Members of AIESEC with an intern from Argentina discussing their projects. The members of AIESEC, a global non-profit organisation of the youth, are taking up projects on child education and HIV/AIDS in Coimbatore. The volunteers are carrying out discussions with corporate bodies on these issues, which they feel deserve involvement and participation of the youth as well as professionals. They have tied up with a company in Tirupur, which is running mobile schools for the benefit of economically backward children. As part of the corporate social responsibility (CSR), the company is conducting classes for socially disadvantaged children of more than six villages in Tirupur district.
AIESEC volunteers will help bring in international volunteers who wish to teach children. They can teach the students English, art, music or anything that will be useful to them, say Juhi Lalka, Vice President, External Relations, and P. Malini, Vice President, non-Corporate Incoming Exchange, AIESEC. The organisation has also tied up with the Standard Chartered Bank for organising seminars and workshops on issues related to HIV/AIDS. Creating awareness on the diseases among the student community and advocating society’s acceptance of people living with the disease will be the main objectives of the seminar. They will also rope in experts to talk on the subject.
These projects will be executed in a phased manner during the course of the year, says Sivakumar Asokan, Local Committee President, AIESEC. Also among their forthcoming projects is assisting corporates in developing a CSR programme. “We hope to create awareness among the companies about the importance of CSR and help them set up a CSR wing,” says Udit Agarwal, Vice President, Corporate Sector, AIESEC. Members of AIESEC from outside the country (also known as interns), brought in as part of the exchange programmes of the organisation, can help the companies who are looking for innovative ideas and global exposure, he adds.
Marilina Belen Gimenez from Argentina is in the city as part of one such exchange programme. She will be working with Raghav Industries in the city for two months as a trainee. “I can help the company by giving them an idea about the industrial background of Argentina and South America in general. It may be of help to the company that has plans of expanding to South America in future,” Ms. Marilina says. The experience also helps in bringing about cross-cultural understanding and acceptance, she adds.
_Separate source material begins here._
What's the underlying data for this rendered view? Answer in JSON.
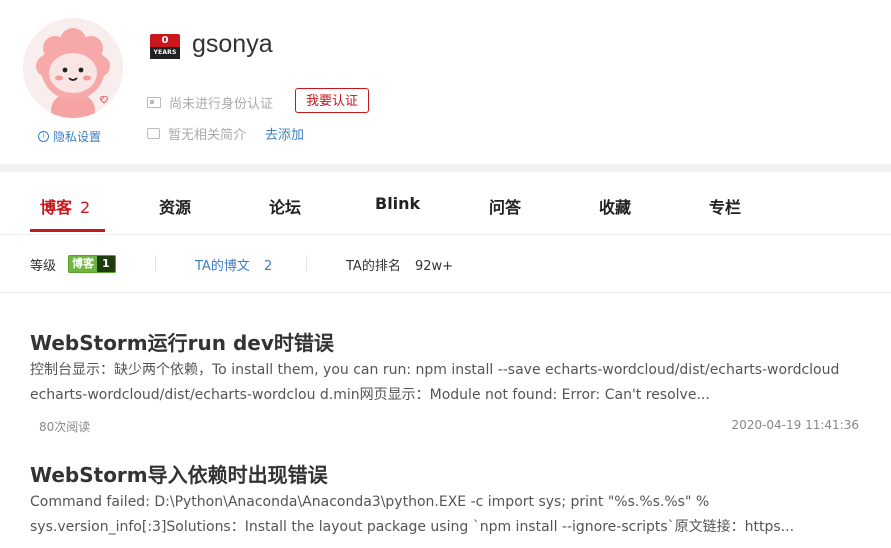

Endorsed by the United Nations, AIESEC has been constantly growing since its inception 60 years ago, the members say. Though initially founded to promote peace, the focus has shifted to promoting fulfilment of human rights in keeping with the current need. Its global entrepreneurship programme gives an opportunity to discerning youngsters to work abroad as trainees. The programme covers more than 12 countries. For more details on AIESEC, log on to http://www.aiesec.in/.